What’s the biggest problem you’re facing in growing your business?
I’ve been in a group mastermind this month, focused on Dan Pink’s (#DanielPink) new book: To Sell is Human
It’s fantastic. One of the things he talks about is how to “pitch” ideas. He describes the “Pixar Pitch” which is the formula that Pixar uses for their stories.
Here’s the formula:
Once upon a time
Because of that
Because of that
It’s the pattern of all Pixar movies.
Here’s my BrightHill Group version of the “Pixar Pitch”
Once upon a time, many years ago I was young geek who worked on software and IT projects.
Every day I watched too many good people and good projects fail to meet business goals.
Have you ever seen failed projects at work? It hurts, doesn’t it?
One day I discovered the secret to successful projects.
I learned that leadership is the key to effectively moving people and delivering business value.
Because of this I began to study what it means to be a leader and how to lead others effectively. I learned that leadership is a skill that can be learned, and over time I practiced those skills and became a better leader.
Because of this new awareness, I began to see that few tech leaders understood this secret. Few of them ever study these types of skills. I really wanted to help them learn what I learned.
Until finally I created a business with to help tech leaders get more from their teams. Would you like to know how I do it?
Stay tuned for more upcoming podcasts on what a Tech CEO needs to know about Accounting, Legal, Project Management, Sales and much more!
About Steve Johnson
Steve is a popular keynote speaker at forums throughout North America and author of many articles on technology product marketing and management. Before founding Under 10 Templates (http://Under10Templates.com) Steve was a Pragmatic Marketing instructor for 15 years and personally trained thousands of product managers and hundreds of company senior executive teams.
I’ve got an amazing interview to share with you today. I cornered the former COO of Forrester Research for a powerful and insightful conversation about how technical team members can communicate with the CEO.
Core questions answered in today’s interview:
What’s inside the head of the CEO?
Isn’t CEO work just Schmoozing and BS?
What are the two essential things that technical folks need to know so that the CEO will want to listen to them?
Is B-School a requirement for tech folks? (You may be surprised by Charles’ answer!)
What about networking?
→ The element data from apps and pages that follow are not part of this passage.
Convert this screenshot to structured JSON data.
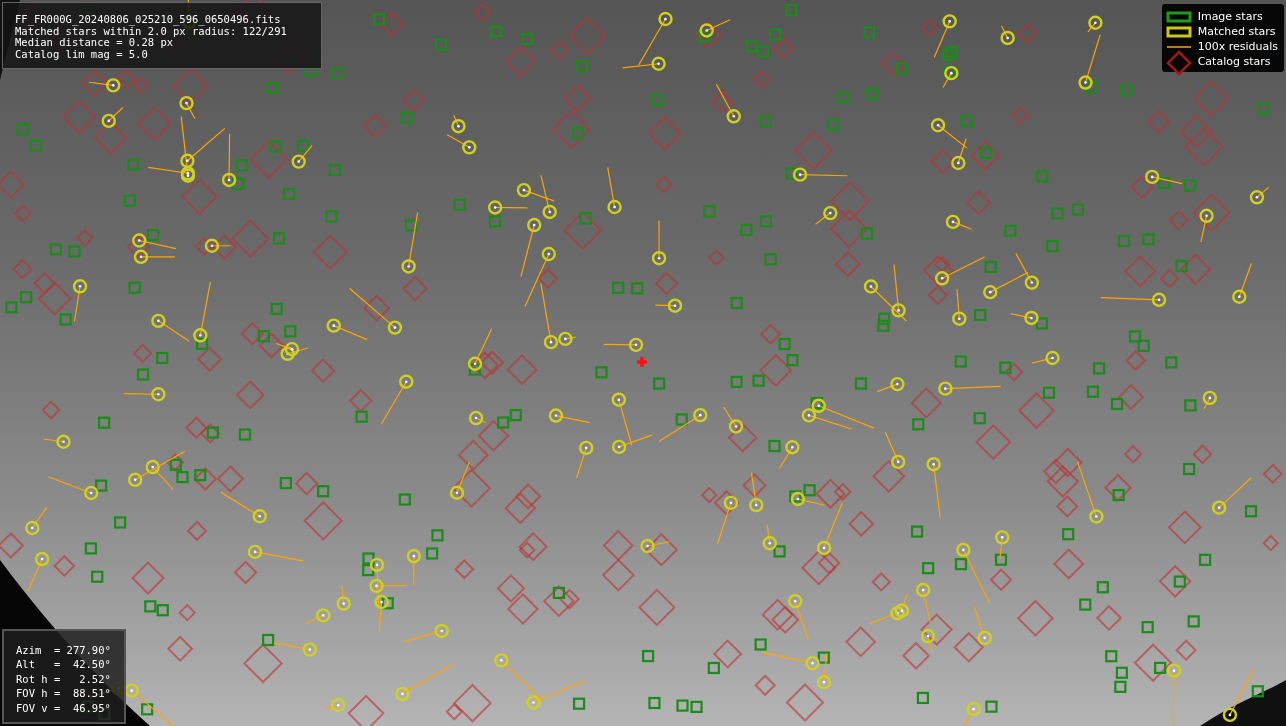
{
  "info": {
    "lines": [
      "FF_FR000G_20240806_025210_596_0650496.fits",
      "Matched stars within 2.0 px radius: 122/291",
      "Median distance = 0.28 px",
      "Catalog lim mag = 5.0"
    ]
  },
  "legend": [
    {
      "kind": "image",
      "label": "Image stars"
    },
    {
      "kind": "matched",
      "label": "Matched stars"
    },
    {
      "kind": "residual",
      "label": "100x residuals"
    },
    {
      "kind": "catalog",
      "label": "Catalog stars"
    }
  ],
  "pointing": {
    "lines": [
      "Azim  = 277.90°",
      "Alt   =  42.50°",
      "Rot h =   2.52°",
      "FOV h =  88.51°",
      "FOV v =  46.95°"
    ]
  }
}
One secret to long term success!
About Charles Rutstein
A 14-year veteran of Forrester Research, Charles served as chief operating officer. He oversees Forrester’s global operations and works with chairman and CEO George F. Colony to implement the company’s worldwide strategy. Working with George, Charles managed the launch of the company’s role-based strategy and leads Forrester’s client group organizational structure. Through his tenure, Charles has directly managed nearly all of the company’s primary offerings, including research, consulting, events, and Forrester Leadership Boards. He has been a member of Forrester’s executive team since 2006.
Previously, Charles served as president, Forrester Americas, overseeing Forrester’s largest geographical segment in North, Central, and South America.
Charles joined Forrester from Price Waterhouse Management Consulting Services, where he was a principal consultant. As a member of the Price Waterhouse Global Systems Solutions Center, he helped to devise and implement technology strategy for many of the firm’s largest clients. During his tenure at the firm, he wrote a best-selling book, Windows NT Security.
Charles has had wide exposure in national and international media, including The McNeil-Lehrer News Hour, ABC, Bloomberg, Canadian radio news, CNBC, NBC, MSNBC, and NPR.
Charles holds a B.A. in economics from Hobart College and an M.B.A. in strategic and entrepreneurial management from The Wharton School of the University of Pennsylvania.
Spend some time with Tom and you quickly realize that he is not just talking a good game, Tom really believes in what he says and more importantly he lives what he teaches! Tom’s the real deal, he cares about the people he touches and he does what he says he’ll do! — Mark Strosnider Career Development Manager RE/MAX Town Center